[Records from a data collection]

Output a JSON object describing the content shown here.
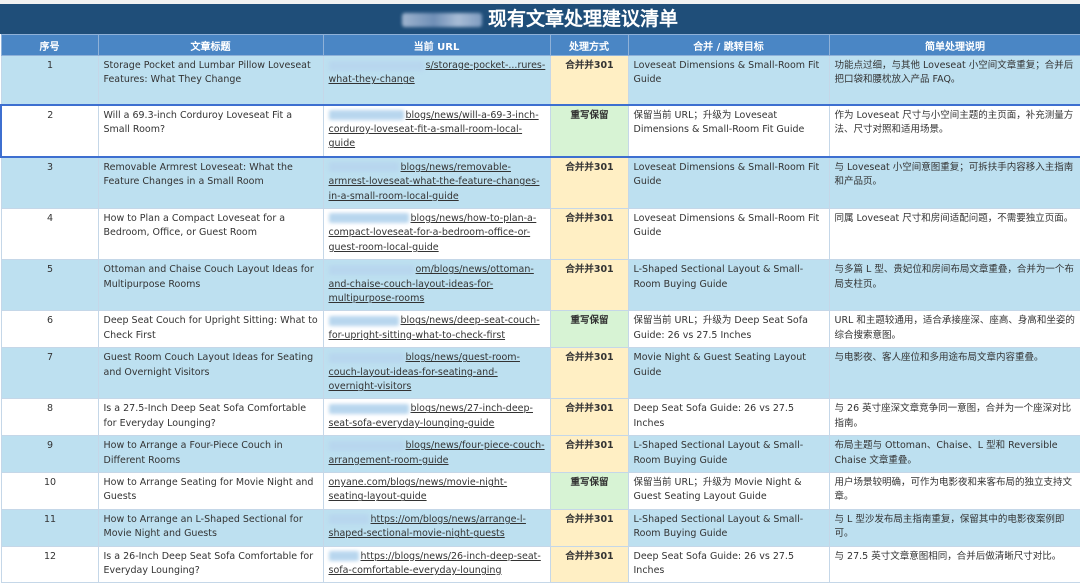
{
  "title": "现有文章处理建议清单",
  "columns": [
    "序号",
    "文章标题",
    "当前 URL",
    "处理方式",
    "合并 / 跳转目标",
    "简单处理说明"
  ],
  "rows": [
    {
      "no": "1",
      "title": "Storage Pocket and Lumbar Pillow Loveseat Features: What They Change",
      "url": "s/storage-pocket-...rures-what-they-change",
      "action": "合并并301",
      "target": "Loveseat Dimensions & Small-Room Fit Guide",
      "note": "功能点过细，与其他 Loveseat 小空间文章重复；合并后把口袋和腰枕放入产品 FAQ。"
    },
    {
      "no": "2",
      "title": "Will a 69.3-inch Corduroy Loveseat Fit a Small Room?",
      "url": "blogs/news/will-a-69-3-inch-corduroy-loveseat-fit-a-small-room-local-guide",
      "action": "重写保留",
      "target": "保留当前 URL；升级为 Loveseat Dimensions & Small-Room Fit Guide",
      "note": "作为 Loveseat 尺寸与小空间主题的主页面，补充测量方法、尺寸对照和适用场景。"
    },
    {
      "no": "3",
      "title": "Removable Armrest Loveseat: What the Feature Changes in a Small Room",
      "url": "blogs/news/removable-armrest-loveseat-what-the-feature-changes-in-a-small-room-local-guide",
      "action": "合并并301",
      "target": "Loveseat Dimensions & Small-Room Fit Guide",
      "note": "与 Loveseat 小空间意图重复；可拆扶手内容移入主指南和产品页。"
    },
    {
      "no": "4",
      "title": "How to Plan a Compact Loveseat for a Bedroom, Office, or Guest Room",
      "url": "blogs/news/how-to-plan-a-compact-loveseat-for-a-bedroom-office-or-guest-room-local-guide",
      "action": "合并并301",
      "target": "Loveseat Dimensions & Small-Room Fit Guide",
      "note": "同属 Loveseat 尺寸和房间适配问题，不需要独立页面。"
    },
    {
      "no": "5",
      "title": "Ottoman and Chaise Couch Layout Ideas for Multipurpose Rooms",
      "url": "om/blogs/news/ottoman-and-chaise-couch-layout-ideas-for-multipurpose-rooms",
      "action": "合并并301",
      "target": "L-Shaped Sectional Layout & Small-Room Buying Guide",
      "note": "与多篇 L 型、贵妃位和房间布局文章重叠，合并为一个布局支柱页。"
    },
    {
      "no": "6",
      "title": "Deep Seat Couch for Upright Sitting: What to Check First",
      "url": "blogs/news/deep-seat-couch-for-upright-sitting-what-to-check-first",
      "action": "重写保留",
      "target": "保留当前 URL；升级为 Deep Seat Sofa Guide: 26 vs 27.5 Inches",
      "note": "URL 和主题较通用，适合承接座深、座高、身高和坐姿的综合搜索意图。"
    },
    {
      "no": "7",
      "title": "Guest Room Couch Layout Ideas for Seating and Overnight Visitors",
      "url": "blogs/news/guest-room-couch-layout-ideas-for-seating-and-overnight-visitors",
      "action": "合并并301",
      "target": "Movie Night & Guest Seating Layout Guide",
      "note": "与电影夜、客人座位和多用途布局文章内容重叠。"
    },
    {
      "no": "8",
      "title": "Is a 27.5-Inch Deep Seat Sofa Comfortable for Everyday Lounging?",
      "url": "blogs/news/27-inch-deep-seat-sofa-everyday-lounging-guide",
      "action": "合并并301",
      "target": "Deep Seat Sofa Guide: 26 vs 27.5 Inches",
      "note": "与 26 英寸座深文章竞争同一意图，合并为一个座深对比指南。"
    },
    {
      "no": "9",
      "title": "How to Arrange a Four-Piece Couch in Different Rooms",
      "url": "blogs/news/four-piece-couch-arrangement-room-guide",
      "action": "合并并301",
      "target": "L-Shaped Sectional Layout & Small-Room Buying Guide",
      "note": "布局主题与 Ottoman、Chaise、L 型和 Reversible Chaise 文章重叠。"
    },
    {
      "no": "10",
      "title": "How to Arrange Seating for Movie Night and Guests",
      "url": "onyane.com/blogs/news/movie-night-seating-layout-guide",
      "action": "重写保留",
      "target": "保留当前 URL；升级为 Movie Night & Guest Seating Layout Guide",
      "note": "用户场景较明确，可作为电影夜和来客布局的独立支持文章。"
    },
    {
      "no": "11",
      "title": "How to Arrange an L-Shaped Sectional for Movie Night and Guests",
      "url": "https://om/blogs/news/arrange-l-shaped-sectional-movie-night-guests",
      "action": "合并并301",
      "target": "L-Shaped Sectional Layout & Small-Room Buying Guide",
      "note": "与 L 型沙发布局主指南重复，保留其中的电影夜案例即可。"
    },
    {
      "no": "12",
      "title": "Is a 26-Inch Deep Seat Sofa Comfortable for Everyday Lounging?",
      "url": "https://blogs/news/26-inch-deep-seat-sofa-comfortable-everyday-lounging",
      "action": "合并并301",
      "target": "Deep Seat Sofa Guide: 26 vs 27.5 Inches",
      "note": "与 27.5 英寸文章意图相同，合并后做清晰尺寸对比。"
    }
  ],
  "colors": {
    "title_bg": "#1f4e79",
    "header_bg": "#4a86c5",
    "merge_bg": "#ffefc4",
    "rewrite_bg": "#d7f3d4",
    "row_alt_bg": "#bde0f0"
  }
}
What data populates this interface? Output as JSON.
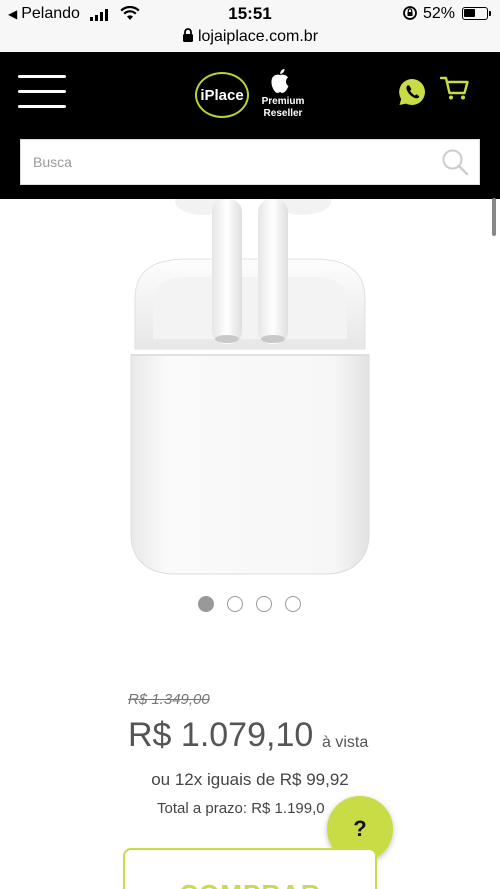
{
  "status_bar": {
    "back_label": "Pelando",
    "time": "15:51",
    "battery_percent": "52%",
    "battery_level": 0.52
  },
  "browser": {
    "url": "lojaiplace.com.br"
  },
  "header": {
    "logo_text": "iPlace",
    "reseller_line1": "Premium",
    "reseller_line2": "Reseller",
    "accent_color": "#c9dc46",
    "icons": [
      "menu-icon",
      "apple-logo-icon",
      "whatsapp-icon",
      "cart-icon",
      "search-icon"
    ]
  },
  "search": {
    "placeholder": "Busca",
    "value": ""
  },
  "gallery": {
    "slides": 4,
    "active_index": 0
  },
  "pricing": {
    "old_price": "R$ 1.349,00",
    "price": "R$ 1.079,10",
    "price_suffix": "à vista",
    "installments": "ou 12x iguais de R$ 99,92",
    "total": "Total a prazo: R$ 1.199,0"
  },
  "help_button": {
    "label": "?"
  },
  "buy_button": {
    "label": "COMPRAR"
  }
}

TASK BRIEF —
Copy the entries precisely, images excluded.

RESPONSE BELOW —
Output a JSON object describing the content shown here.
{
  "title": "现有文章处理建议清单",
  "columns": [
    "序号",
    "文章标题",
    "当前 URL",
    "处理方式",
    "合并 / 跳转目标",
    "简单处理说明"
  ],
  "rows": [
    {
      "no": "1",
      "title": "Storage Pocket and Lumbar Pillow Loveseat Features: What They Change",
      "url": "s/storage-pocket-...rures-what-they-change",
      "action": "合并并301",
      "target": "Loveseat Dimensions & Small-Room Fit Guide",
      "note": "功能点过细，与其他 Loveseat 小空间文章重复；合并后把口袋和腰枕放入产品 FAQ。"
    },
    {
      "no": "2",
      "title": "Will a 69.3-inch Corduroy Loveseat Fit a Small Room?",
      "url": "blogs/news/will-a-69-3-inch-corduroy-loveseat-fit-a-small-room-local-guide",
      "action": "重写保留",
      "target": "保留当前 URL；升级为 Loveseat Dimensions & Small-Room Fit Guide",
      "note": "作为 Loveseat 尺寸与小空间主题的主页面，补充测量方法、尺寸对照和适用场景。"
    },
    {
      "no": "3",
      "title": "Removable Armrest Loveseat: What the Feature Changes in a Small Room",
      "url": "blogs/news/removable-armrest-loveseat-what-the-feature-changes-in-a-small-room-local-guide",
      "action": "合并并301",
      "target": "Loveseat Dimensions & Small-Room Fit Guide",
      "note": "与 Loveseat 小空间意图重复；可拆扶手内容移入主指南和产品页。"
    },
    {
      "no": "4",
      "title": "How to Plan a Compact Loveseat for a Bedroom, Office, or Guest Room",
      "url": "blogs/news/how-to-plan-a-compact-loveseat-for-a-bedroom-office-or-guest-room-local-guide",
      "action": "合并并301",
      "target": "Loveseat Dimensions & Small-Room Fit Guide",
      "note": "同属 Loveseat 尺寸和房间适配问题，不需要独立页面。"
    },
    {
      "no": "5",
      "title": "Ottoman and Chaise Couch Layout Ideas for Multipurpose Rooms",
      "url": "om/blogs/news/ottoman-and-chaise-couch-layout-ideas-for-multipurpose-rooms",
      "action": "合并并301",
      "target": "L-Shaped Sectional Layout & Small-Room Buying Guide",
      "note": "与多篇 L 型、贵妃位和房间布局文章重叠，合并为一个布局支柱页。"
    },
    {
      "no": "6",
      "title": "Deep Seat Couch for Upright Sitting: What to Check First",
      "url": "blogs/news/deep-seat-couch-for-upright-sitting-what-to-check-first",
      "action": "重写保留",
      "target": "保留当前 URL；升级为 Deep Seat Sofa Guide: 26 vs 27.5 Inches",
      "note": "URL 和主题较通用，适合承接座深、座高、身高和坐姿的综合搜索意图。"
    },
    {
      "no": "7",
      "title": "Guest Room Couch Layout Ideas for Seating and Overnight Visitors",
      "url": "blogs/news/guest-room-couch-layout-ideas-for-seating-and-overnight-visitors",
      "action": "合并并301",
      "target": "Movie Night & Guest Seating Layout Guide",
      "note": "与电影夜、客人座位和多用途布局文章内容重叠。"
    },
    {
      "no": "8",
      "title": "Is a 27.5-Inch Deep Seat Sofa Comfortable for Everyday Lounging?",
      "url": "blogs/news/27-inch-deep-seat-sofa-everyday-lounging-guide",
      "action": "合并并301",
      "target": "Deep Seat Sofa Guide: 26 vs 27.5 Inches",
      "note": "与 26 英寸座深文章竞争同一意图，合并为一个座深对比指南。"
    },
    {
      "no": "9",
      "title": "How to Arrange a Four-Piece Couch in Different Rooms",
      "url": "blogs/news/four-piece-couch-arrangement-room-guide",
      "action": "合并并301",
      "target": "L-Shaped Sectional Layout & Small-Room Buying Guide",
      "note": "布局主题与 Ottoman、Chaise、L 型和 Reversible Chaise 文章重叠。"
    },
    {
      "no": "10",
      "title": "How to Arrange Seating for Movie Night and Guests",
      "url": "onyane.com/blogs/news/movie-night-seating-layout-guide",
      "action": "重写保留",
      "target": "保留当前 URL；升级为 Movie Night & Guest Seating Layout Guide",
      "note": "用户场景较明确，可作为电影夜和来客布局的独立支持文章。"
    },
    {
      "no": "11",
      "title": "How to Arrange an L-Shaped Sectional for Movie Night and Guests",
      "url": "https://om/blogs/news/arrange-l-shaped-sectional-movie-night-guests",
      "action": "合并并301",
      "target": "L-Shaped Sectional Layout & Small-Room Buying Guide",
      "note": "与 L 型沙发布局主指南重复，保留其中的电影夜案例即可。"
    },
    {
      "no": "12",
      "title": "Is a 26-Inch Deep Seat Sofa Comfortable for Everyday Lounging?",
      "url": "https://blogs/news/26-inch-deep-seat-sofa-comfortable-everyday-lounging",
      "action": "合并并301",
      "target": "Deep Seat Sofa Guide: 26 vs 27.5 Inches",
      "note": "与 27.5 英寸文章意图相同，合并后做清晰尺寸对比。"
    }
  ],
  "colors": {
    "title_bg": "#1f4e79",
    "header_bg": "#4a86c5",
    "merge_bg": "#ffefc4",
    "rewrite_bg": "#d7f3d4",
    "row_alt_bg": "#bde0f0"
  }
}
What data populates this interface? Output as JSON.
{
  "status_bar": {
    "back_label": "Pelando",
    "time": "15:51",
    "battery_percent": "52%",
    "battery_level": 0.52
  },
  "browser": {
    "url": "lojaiplace.com.br"
  },
  "header": {
    "logo_text": "iPlace",
    "reseller_line1": "Premium",
    "reseller_line2": "Reseller",
    "accent_color": "#c9dc46",
    "icons": [
      "menu-icon",
      "apple-logo-icon",
      "whatsapp-icon",
      "cart-icon",
      "search-icon"
    ]
  },
  "search": {
    "placeholder": "Busca",
    "value": ""
  },
  "gallery": {
    "slides": 4,
    "active_index": 0
  },
  "pricing": {
    "old_price": "R$ 1.349,00",
    "price": "R$ 1.079,10",
    "price_suffix": "à vista",
    "installments": "ou 12x iguais de R$ 99,92",
    "total": "Total a prazo: R$ 1.199,0"
  },
  "help_button": {
    "label": "?"
  },
  "buy_button": {
    "label": "COMPRAR"
  }
}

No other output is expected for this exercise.